Step#4 Read the value:
Resistance will be displayed on the multimeter. The lower the resistance value, the better the grounding system. The resistance reading should be recorded and interpreted for assessment purposes.
Troubleshooting Grounding Issues
You may encounter some issues after testing. I will guide you on these issues and tell you how to resolve them.
Common Grounding Problems
Electrical hazards, equipment damage, or system malfunction can result from grounding issues. A safe and effective electrical system depends on recognizing and addressing common grounding problems. You might encounter the following grounding problems:
1-High Ground Resistance: High ground resistance values indicate poor grounding, possibly caused by soil conditions, corrosion, or loose connections. Consequently, fault currents cannot be dissipated adequately.
2-Loose or Disconnected Ground Wires: The integrity of the grounding system can be compromised by loose or disconnected ground wires in electrical outlets, appliances, or grounding electrodes.
3-Improper Grounding of Appliances: Electrical hazards exist when appliances are not grounded properly. The grounding of appliances should follow safety standards.
4-Grounding in Outdoor Electrical Systems: A poor grounding can be caused by soil conditions or substandard grounding electrodes for outdoor electrical installations, such as lighting systems. There is a risk of electrical malfunctions and safety hazards as a result.
Interpreting Abnormal Readings
Interpreting abnormal readings obtained during ground voltage, continuity, and resistance tests is crucial to troubleshooting grounding issues. It is possible that abnormal readings indicate grounding issues, but further investigation is required. Take a look at these things:
1-High Voltage Readings: A voltage reading that is significantly higher than zero or typical values may indicate a grounding problem. Identify the problem by investigating the voltage source.
2-No Continuity: When testing continuity, if the multimeter remains silent or displays "OL", there is no electrical connection. You should check for loose wires, damaged cables, and disconnected grounding points.
Finding and Fixing Grounding Issues
When you identify a grounding issue, you can fix it. The following is a general approach to finding and fixing grounding problems:
1-Inspect Connections: Visually inspect all grounding connections, including wires, clamps, and electrodes. If any connections are loose, tighten them, and replace any damaged or corroded components.
2-Soil Improvement: In areas where high ground resistance is a concern, consider improving soil conductivity. It is possible to reduce resistance by adding grounding-enhancing materials or grounding rods.
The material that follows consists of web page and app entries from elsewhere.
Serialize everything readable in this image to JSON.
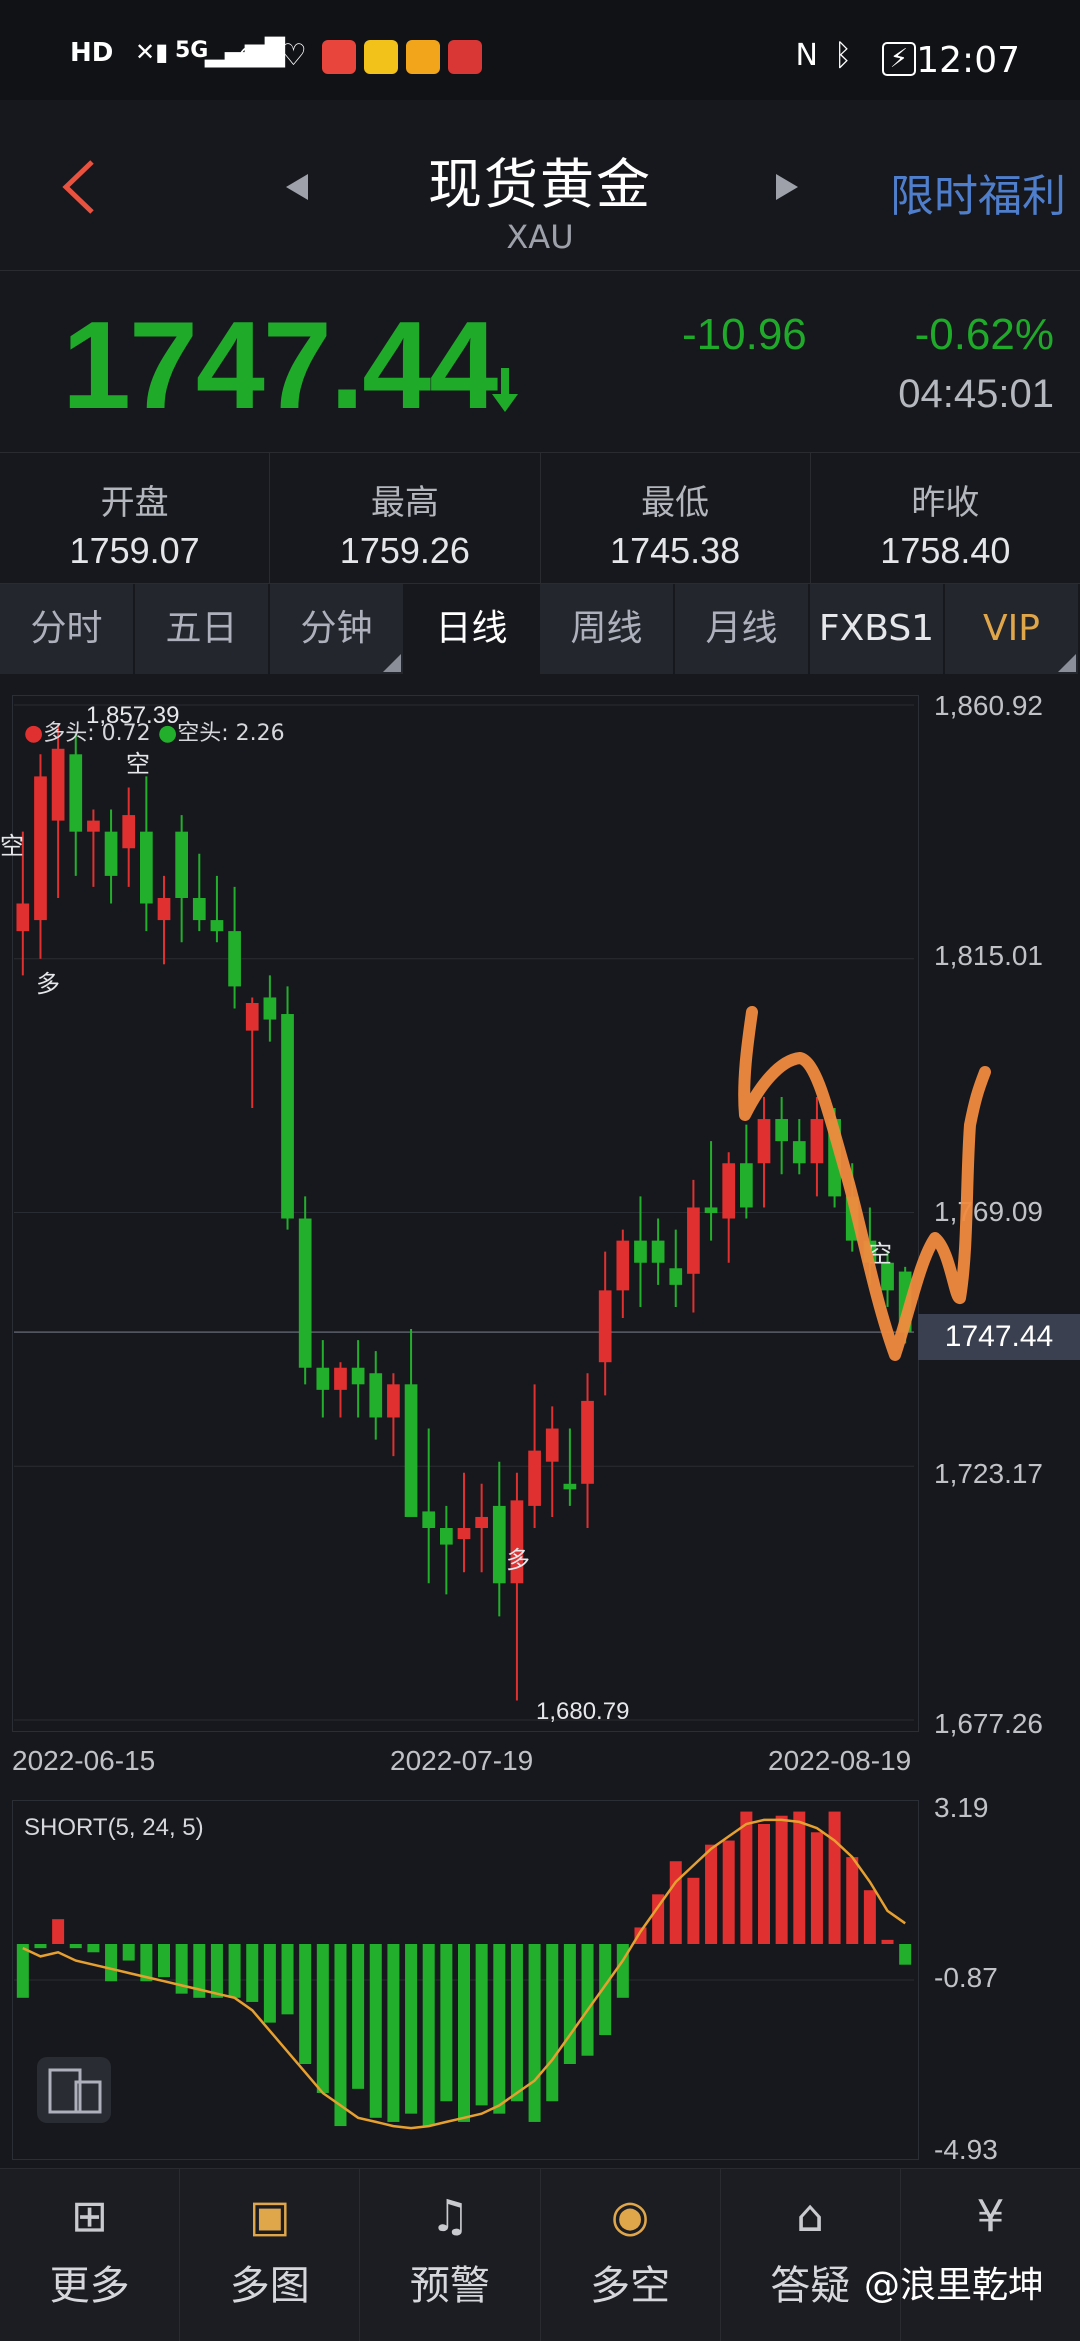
{
  "status_bar": {
    "left_icons": [
      "HD2",
      "no-signal",
      "5G",
      "wifi",
      "heart-monitor",
      "app-red",
      "weibo",
      "weibo",
      "app-heart"
    ],
    "hd": "HD",
    "net": "5G",
    "time": "12:07"
  },
  "header": {
    "back_icon": "chevron-left-icon",
    "title": "现货黄金",
    "subtitle": "XAU",
    "promo": "限时福利"
  },
  "quote": {
    "price": "1747.44",
    "change": "-10.96",
    "change_pct": "-0.62%",
    "time": "04:45:01",
    "color": "#1faa2a"
  },
  "stats": [
    {
      "label": "开盘",
      "value": "1759.07"
    },
    {
      "label": "最高",
      "value": "1759.26"
    },
    {
      "label": "最低",
      "value": "1745.38"
    },
    {
      "label": "昨收",
      "value": "1758.40"
    }
  ],
  "tabs": [
    "分时",
    "五日",
    "分钟",
    "日线",
    "周线",
    "月线",
    "FXBS1",
    "VIP"
  ],
  "active_tab": "日线",
  "chart": {
    "legend_long": "多头: 0.72",
    "legend_short": "空头: 2.26",
    "high_label": "1,857.39",
    "low_label": "1,680.79",
    "y_ticks": [
      "1,860.92",
      "1,815.01",
      "1,769.09",
      "1,723.17",
      "1,677.26"
    ],
    "x_ticks": [
      "2022-06-15",
      "2022-07-19",
      "2022-08-19"
    ],
    "current": "1747.44",
    "marker_long": "多",
    "marker_short": "空",
    "up_color": "#e03030",
    "down_color": "#22b02c"
  },
  "chart_data": [
    {
      "type": "candlestick",
      "title": "",
      "ylim": [
        1677.26,
        1860.92
      ],
      "x_range": [
        "2022-06-15",
        "2022-08-19"
      ],
      "candles": [
        {
          "o": 1820,
          "h": 1838,
          "l": 1812,
          "c": 1825
        },
        {
          "o": 1822,
          "h": 1852,
          "l": 1815,
          "c": 1848
        },
        {
          "o": 1840,
          "h": 1857.39,
          "l": 1826,
          "c": 1853
        },
        {
          "o": 1852,
          "h": 1856,
          "l": 1830,
          "c": 1838
        },
        {
          "o": 1838,
          "h": 1842,
          "l": 1828,
          "c": 1840
        },
        {
          "o": 1838,
          "h": 1842,
          "l": 1825,
          "c": 1830
        },
        {
          "o": 1835,
          "h": 1846,
          "l": 1828,
          "c": 1841
        },
        {
          "o": 1838,
          "h": 1848,
          "l": 1820,
          "c": 1825
        },
        {
          "o": 1822,
          "h": 1830,
          "l": 1814,
          "c": 1826
        },
        {
          "o": 1838,
          "h": 1841,
          "l": 1818,
          "c": 1826
        },
        {
          "o": 1826,
          "h": 1834,
          "l": 1820,
          "c": 1822
        },
        {
          "o": 1822,
          "h": 1830,
          "l": 1818,
          "c": 1820
        },
        {
          "o": 1820,
          "h": 1828,
          "l": 1806,
          "c": 1810
        },
        {
          "o": 1802,
          "h": 1808,
          "l": 1788,
          "c": 1807
        },
        {
          "o": 1808,
          "h": 1812,
          "l": 1800,
          "c": 1804
        },
        {
          "o": 1805,
          "h": 1810,
          "l": 1766,
          "c": 1768
        },
        {
          "o": 1768,
          "h": 1772,
          "l": 1738,
          "c": 1741
        },
        {
          "o": 1741,
          "h": 1746,
          "l": 1732,
          "c": 1737
        },
        {
          "o": 1737,
          "h": 1742,
          "l": 1732,
          "c": 1741
        },
        {
          "o": 1741,
          "h": 1746,
          "l": 1732,
          "c": 1738
        },
        {
          "o": 1740,
          "h": 1744,
          "l": 1728,
          "c": 1732
        },
        {
          "o": 1732,
          "h": 1740,
          "l": 1725,
          "c": 1738
        },
        {
          "o": 1738,
          "h": 1748,
          "l": 1720,
          "c": 1714
        },
        {
          "o": 1715,
          "h": 1730,
          "l": 1702,
          "c": 1712
        },
        {
          "o": 1712,
          "h": 1716,
          "l": 1700,
          "c": 1709
        },
        {
          "o": 1710,
          "h": 1722,
          "l": 1704,
          "c": 1712
        },
        {
          "o": 1712,
          "h": 1720,
          "l": 1704,
          "c": 1714
        },
        {
          "o": 1716,
          "h": 1724,
          "l": 1696,
          "c": 1702
        },
        {
          "o": 1702,
          "h": 1722,
          "l": 1680.79,
          "c": 1717
        },
        {
          "o": 1716,
          "h": 1738,
          "l": 1712,
          "c": 1726
        },
        {
          "o": 1724,
          "h": 1734,
          "l": 1714,
          "c": 1730
        },
        {
          "o": 1720,
          "h": 1730,
          "l": 1716,
          "c": 1719
        },
        {
          "o": 1720,
          "h": 1740,
          "l": 1712,
          "c": 1735
        },
        {
          "o": 1742,
          "h": 1762,
          "l": 1736,
          "c": 1755
        },
        {
          "o": 1755,
          "h": 1766,
          "l": 1750,
          "c": 1764
        },
        {
          "o": 1764,
          "h": 1772,
          "l": 1752,
          "c": 1760
        },
        {
          "o": 1764,
          "h": 1768,
          "l": 1756,
          "c": 1760
        },
        {
          "o": 1759,
          "h": 1766,
          "l": 1752,
          "c": 1756
        },
        {
          "o": 1758,
          "h": 1775,
          "l": 1751,
          "c": 1770
        },
        {
          "o": 1770,
          "h": 1782,
          "l": 1764,
          "c": 1769
        },
        {
          "o": 1768,
          "h": 1780,
          "l": 1760,
          "c": 1778
        },
        {
          "o": 1778,
          "h": 1785,
          "l": 1768,
          "c": 1770
        },
        {
          "o": 1778,
          "h": 1790,
          "l": 1770,
          "c": 1786
        },
        {
          "o": 1786,
          "h": 1790,
          "l": 1776,
          "c": 1782
        },
        {
          "o": 1782,
          "h": 1786,
          "l": 1776,
          "c": 1778
        },
        {
          "o": 1778,
          "h": 1790,
          "l": 1772,
          "c": 1786
        },
        {
          "o": 1786,
          "h": 1788,
          "l": 1770,
          "c": 1772
        },
        {
          "o": 1772,
          "h": 1778,
          "l": 1762,
          "c": 1764
        },
        {
          "o": 1764,
          "h": 1770,
          "l": 1756,
          "c": 1760
        },
        {
          "o": 1760,
          "h": 1762,
          "l": 1752,
          "c": 1755
        },
        {
          "o": 1758.4,
          "h": 1759.26,
          "l": 1745.38,
          "c": 1747.44
        }
      ]
    },
    {
      "type": "bar",
      "title": "SHORT(5, 24, 5)",
      "ylim": [
        -4.93,
        3.19
      ],
      "y_ticks": [
        "3.19",
        "-0.87",
        "-4.93"
      ],
      "series": [
        {
          "name": "SHORT",
          "values": [
            -1.3,
            -0.1,
            0.6,
            -0.1,
            -0.2,
            -0.9,
            -0.4,
            -0.9,
            -0.8,
            -1.2,
            -1.3,
            -1.3,
            -1.3,
            -1.4,
            -1.9,
            -1.7,
            -2.9,
            -3.6,
            -4.4,
            -3.5,
            -4.2,
            -4.3,
            -4.1,
            -4.4,
            -3.8,
            -4.3,
            -3.9,
            -4.1,
            -3.8,
            -4.3,
            -3.8,
            -2.9,
            -2.7,
            -2.2,
            -1.3,
            0.4,
            1.2,
            2.0,
            1.6,
            2.4,
            2.5,
            3.2,
            2.9,
            3.1,
            3.2,
            2.7,
            3.2,
            2.1,
            1.3,
            0.1,
            -0.5
          ]
        },
        {
          "name": "",
          "values": [
            -0.1,
            -0.3,
            -0.2,
            -0.4,
            -0.5,
            -0.6,
            -0.7,
            -0.8,
            -0.9,
            -1.0,
            -1.1,
            -1.2,
            -1.3,
            -1.6,
            -2.1,
            -2.6,
            -3.1,
            -3.6,
            -3.9,
            -4.2,
            -4.3,
            -4.4,
            -4.45,
            -4.4,
            -4.3,
            -4.2,
            -4.1,
            -3.9,
            -3.6,
            -3.3,
            -2.8,
            -2.2,
            -1.6,
            -1.0,
            -0.4,
            0.3,
            0.9,
            1.5,
            1.9,
            2.3,
            2.6,
            2.9,
            3.0,
            3.0,
            2.95,
            2.8,
            2.5,
            2.1,
            1.5,
            0.8,
            0.5
          ]
        }
      ]
    }
  ],
  "nav": [
    {
      "label": "更多",
      "icon": "grid-icon"
    },
    {
      "label": "多图",
      "icon": "chart-icon"
    },
    {
      "label": "预警",
      "icon": "bell-icon"
    },
    {
      "label": "多空",
      "icon": "trend-icon"
    },
    {
      "label": "答疑",
      "icon": "graduation-icon"
    },
    {
      "label": "",
      "icon": "moneybag-icon"
    }
  ],
  "watermark": "@浪里乾坤"
}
3-Professional Assistance: If grounding issues persist or are difficult to diagnose, a professional electrician or grounding specialist should be consulted. Experts and tools are available to diagnose and repair complex grounding issues.
Additional Tips and Considerations
You need to take additional tips after knowing how to check grounding with multimeter. Here are the some tips:
1-Grounding in Outdoor Electrical Systems
Grounding is especially important when dealing with outdoor electrical installations, such as landscape lighting. Ground resistance can vary significantly depending on the soil conditions. Ground-enhancing materials and proper grounding electrodes, such as ground rods, can help overcome these challenges.
2-Regular Grounding Maintenance
Like any other component of an electrical system, grounding requires regular maintenance. Regularly inspect all grounding connections and electrodes to ensure they are secure and corrosion-free. It's advisable to consult local regulations and industry standards for guidance on maintenance schedules based on factors such as environmental conditions.
When working with electrical components, safety should be your top priority. Wear safety gloves and goggles when testing grounding with a multimeter. I have provided all the information you need to know about testing grounding voltage, resistance, and continuity. In addition, I provide some additional pro tips and troubleshooting tips. You no longer need to be confused about how to check grounding with multimeter after reading my additional tips.